The world of the first century A.D. was a new world and an old world. The monolithic uniformity imposed by Imperial Rome on the Mediterranean litoral from the Straits of Gibraltar to the Levant was an unprecedented phenomenon, and so obscured the old order of things that it comes almost as a shock that the conditions following the sack of Rome by Alaric and his Goths in 410 marked not a break with, but a return to the past. Outside the imperial frontiers lay the old world, represented on the one hand by the civilized communities of the Near East, and on the other by the Scyths of the Russian steppes and the barbarians of Central and Northern Europe.
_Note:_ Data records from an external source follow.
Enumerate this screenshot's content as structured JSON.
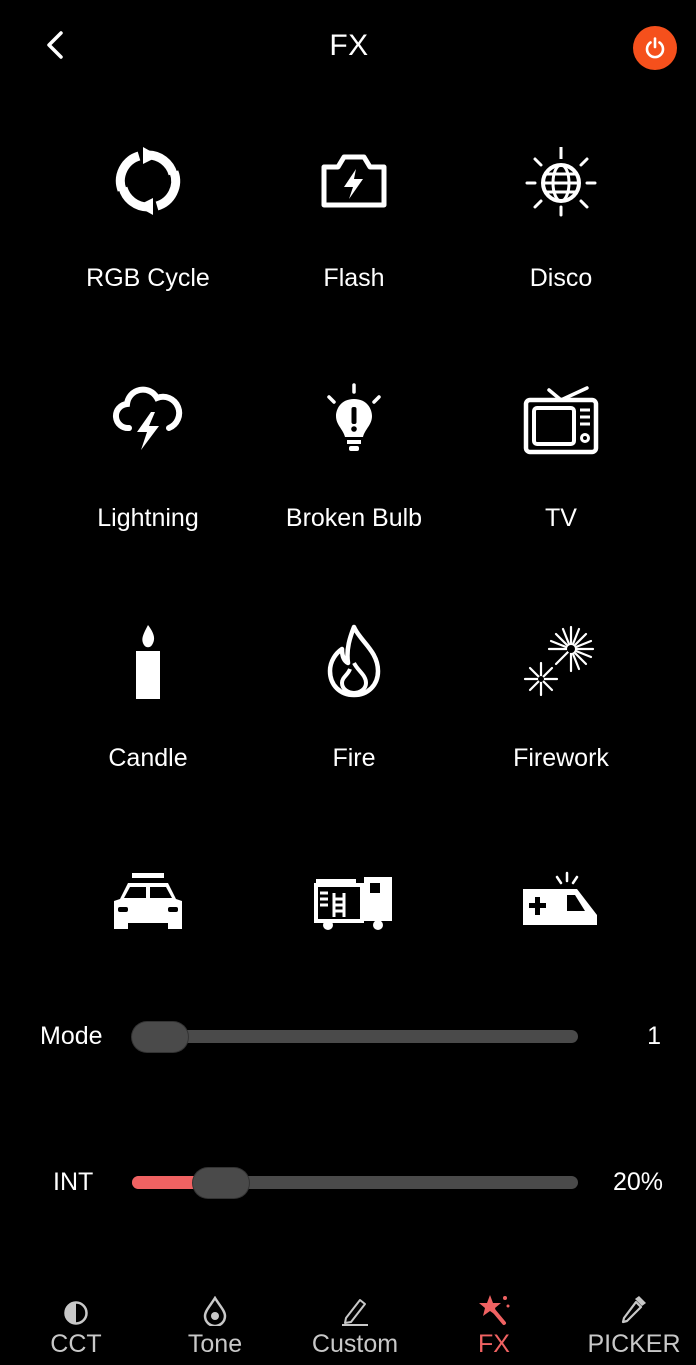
{
  "header": {
    "title": "FX"
  },
  "effects": [
    {
      "label": "RGB Cycle",
      "icon": "rgb-cycle-icon"
    },
    {
      "label": "Flash",
      "icon": "flash-icon"
    },
    {
      "label": "Disco",
      "icon": "disco-ball-icon"
    },
    {
      "label": "Lightning",
      "icon": "lightning-cloud-icon"
    },
    {
      "label": "Broken Bulb",
      "icon": "broken-bulb-icon"
    },
    {
      "label": "TV",
      "icon": "tv-icon"
    },
    {
      "label": "Candle",
      "icon": "candle-icon"
    },
    {
      "label": "Fire",
      "icon": "fire-icon"
    },
    {
      "label": "Firework",
      "icon": "firework-icon"
    },
    {
      "label": "",
      "icon": "police-car-icon"
    },
    {
      "label": "",
      "icon": "fire-truck-icon"
    },
    {
      "label": "",
      "icon": "ambulance-icon"
    }
  ],
  "sliders": {
    "mode": {
      "label": "Mode",
      "value": "1",
      "level": 0.0
    },
    "int": {
      "label": "INT",
      "value": "20%",
      "level": 0.2
    }
  },
  "nav": {
    "items": [
      {
        "label": "CCT",
        "icon": "cct-half-circle-icon"
      },
      {
        "label": "Tone",
        "icon": "drop-icon"
      },
      {
        "label": "Custom",
        "icon": "pencil-icon"
      },
      {
        "label": "FX",
        "icon": "magic-wand-icon"
      },
      {
        "label": "PICKER",
        "icon": "eyedropper-icon"
      }
    ],
    "active": "FX"
  },
  "colors": {
    "accent": "#f06262",
    "power": "#f5501c",
    "track": "#4a4a4a"
  }
}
The pre-eminence of Rome in so much of Europe, North Africa and the Near East during the early and formative centuries of Christianity is, of course, a factor of great importance, but because it tends to be over-emphasized, it may be useful to consider the background to the exceptional circumstances in which the first Christians practised their religion. In Europe they were due to the existence of the Roman Empire itself which, while it provided means of communication whereby missionaries could travel with more ease and speed than at any other time in history, impeded the spread of the Gospel by intermittent repression and by the tight military control which